======== EXCERPTED DATA
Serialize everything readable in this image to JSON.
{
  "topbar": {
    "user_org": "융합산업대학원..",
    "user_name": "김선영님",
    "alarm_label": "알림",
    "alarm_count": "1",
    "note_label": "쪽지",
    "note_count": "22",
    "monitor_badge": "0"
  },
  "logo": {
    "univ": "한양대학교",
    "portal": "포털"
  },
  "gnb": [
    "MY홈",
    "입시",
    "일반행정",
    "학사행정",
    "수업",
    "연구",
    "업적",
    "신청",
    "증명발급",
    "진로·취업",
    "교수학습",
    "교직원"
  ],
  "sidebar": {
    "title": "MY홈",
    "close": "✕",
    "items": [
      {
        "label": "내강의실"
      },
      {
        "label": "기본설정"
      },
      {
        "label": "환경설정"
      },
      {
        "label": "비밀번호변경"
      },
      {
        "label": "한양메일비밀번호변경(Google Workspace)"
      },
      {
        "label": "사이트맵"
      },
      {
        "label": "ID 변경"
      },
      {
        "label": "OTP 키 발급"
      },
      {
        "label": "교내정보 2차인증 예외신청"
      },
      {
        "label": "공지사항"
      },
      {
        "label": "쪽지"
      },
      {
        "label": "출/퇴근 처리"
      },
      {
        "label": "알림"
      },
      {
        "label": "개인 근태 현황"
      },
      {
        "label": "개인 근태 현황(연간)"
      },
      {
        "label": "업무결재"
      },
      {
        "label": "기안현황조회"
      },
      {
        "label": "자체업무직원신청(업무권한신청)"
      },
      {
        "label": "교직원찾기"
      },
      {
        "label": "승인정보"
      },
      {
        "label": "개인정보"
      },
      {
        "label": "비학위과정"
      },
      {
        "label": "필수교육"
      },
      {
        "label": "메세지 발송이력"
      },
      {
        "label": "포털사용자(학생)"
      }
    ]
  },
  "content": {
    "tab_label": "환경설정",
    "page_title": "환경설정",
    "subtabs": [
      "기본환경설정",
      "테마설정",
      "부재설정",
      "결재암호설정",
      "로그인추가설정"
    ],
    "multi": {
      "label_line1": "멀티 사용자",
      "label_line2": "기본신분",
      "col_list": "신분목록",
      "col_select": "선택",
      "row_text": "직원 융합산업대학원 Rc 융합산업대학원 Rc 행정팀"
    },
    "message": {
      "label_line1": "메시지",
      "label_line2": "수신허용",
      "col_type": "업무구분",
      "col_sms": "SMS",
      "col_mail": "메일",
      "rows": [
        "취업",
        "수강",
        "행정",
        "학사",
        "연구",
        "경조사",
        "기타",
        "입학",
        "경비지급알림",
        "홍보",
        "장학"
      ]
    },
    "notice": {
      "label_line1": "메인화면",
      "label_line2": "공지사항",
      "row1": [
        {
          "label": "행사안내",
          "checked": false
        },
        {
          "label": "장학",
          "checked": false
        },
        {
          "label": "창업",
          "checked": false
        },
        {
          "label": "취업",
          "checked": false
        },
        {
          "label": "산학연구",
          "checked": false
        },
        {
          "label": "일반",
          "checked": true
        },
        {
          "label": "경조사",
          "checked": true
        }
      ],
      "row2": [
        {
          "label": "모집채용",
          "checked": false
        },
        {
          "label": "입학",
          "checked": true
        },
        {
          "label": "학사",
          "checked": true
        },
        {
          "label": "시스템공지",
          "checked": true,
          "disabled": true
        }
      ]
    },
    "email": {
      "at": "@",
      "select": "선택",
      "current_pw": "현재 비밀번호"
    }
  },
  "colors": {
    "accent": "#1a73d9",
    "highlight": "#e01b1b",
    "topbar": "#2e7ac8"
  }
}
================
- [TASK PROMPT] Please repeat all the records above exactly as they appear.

- [COMPLETED EXERCISE]
Serialize everything readable in this image to JSON.
{
  "topbar": {
    "user_org": "융합산업대학원..",
    "user_name": "김선영님",
    "alarm_label": "알림",
    "alarm_count": "1",
    "note_label": "쪽지",
    "note_count": "22",
    "monitor_badge": "0"
  },
  "logo": {
    "univ": "한양대학교",
    "portal": "포털"
  },
  "gnb": [
    "MY홈",
    "입시",
    "일반행정",
    "학사행정",
    "수업",
    "연구",
    "업적",
    "신청",
    "증명발급",
    "진로·취업",
    "교수학습",
    "교직원"
  ],
  "sidebar": {
    "title": "MY홈",
    "close": "✕",
    "items": [
      {
        "label": "내강의실"
      },
      {
        "label": "기본설정"
      },
      {
        "label": "환경설정"
      },
      {
        "label": "비밀번호변경"
      },
      {
        "label": "한양메일비밀번호변경(Google Workspace)"
      },
      {
        "label": "사이트맵"
      },
      {
        "label": "ID 변경"
      },
      {
        "label": "OTP 키 발급"
      },
      {
        "label": "교내정보 2차인증 예외신청"
      },
      {
        "label": "공지사항"
      },
      {
        "label": "쪽지"
      },
      {
        "label": "출/퇴근 처리"
      },
      {
        "label": "알림"
      },
      {
        "label": "개인 근태 현황"
      },
      {
        "label": "개인 근태 현황(연간)"
      },
      {
        "label": "업무결재"
      },
      {
        "label": "기안현황조회"
      },
      {
        "label": "자체업무직원신청(업무권한신청)"
      },
      {
        "label": "교직원찾기"
      },
      {
        "label": "승인정보"
      },
      {
        "label": "개인정보"
      },
      {
        "label": "비학위과정"
      },
      {
        "label": "필수교육"
      },
      {
        "label": "메세지 발송이력"
      },
      {
        "label": "포털사용자(학생)"
      }
    ]
  },
  "content": {
    "tab_label": "환경설정",
    "page_title": "환경설정",
    "subtabs": [
      "기본환경설정",
      "테마설정",
      "부재설정",
      "결재암호설정",
      "로그인추가설정"
    ],
    "multi": {
      "label_line1": "멀티 사용자",
      "label_line2": "기본신분",
      "col_list": "신분목록",
      "col_select": "선택",
      "row_text": "직원 융합산업대학원 Rc 융합산업대학원 Rc 행정팀"
    },
    "message": {
      "label_line1": "메시지",
      "label_line2": "수신허용",
      "col_type": "업무구분",
      "col_sms": "SMS",
      "col_mail": "메일",
      "rows": [
        "취업",
        "수강",
        "행정",
        "학사",
        "연구",
        "경조사",
        "기타",
        "입학",
        "경비지급알림",
        "홍보",
        "장학"
      ]
    },
    "notice": {
      "label_line1": "메인화면",
      "label_line2": "공지사항",
      "row1": [
        {
          "label": "행사안내",
          "checked": false
        },
        {
          "label": "장학",
          "checked": false
        },
        {
          "label": "창업",
          "checked": false
        },
        {
          "label": "취업",
          "checked": false
        },
        {
          "label": "산학연구",
          "checked": false
        },
        {
          "label": "일반",
          "checked": true
        },
        {
          "label": "경조사",
          "checked": true
        }
      ],
      "row2": [
        {
          "label": "모집채용",
          "checked": false
        },
        {
          "label": "입학",
          "checked": true
        },
        {
          "label": "학사",
          "checked": true
        },
        {
          "label": "시스템공지",
          "checked": true,
          "disabled": true
        }
      ]
    },
    "email": {
      "at": "@",
      "select": "선택",
      "current_pw": "현재 비밀번호"
    }
  },
  "colors": {
    "accent": "#1a73d9",
    "highlight": "#e01b1b",
    "topbar": "#2e7ac8"
  }
}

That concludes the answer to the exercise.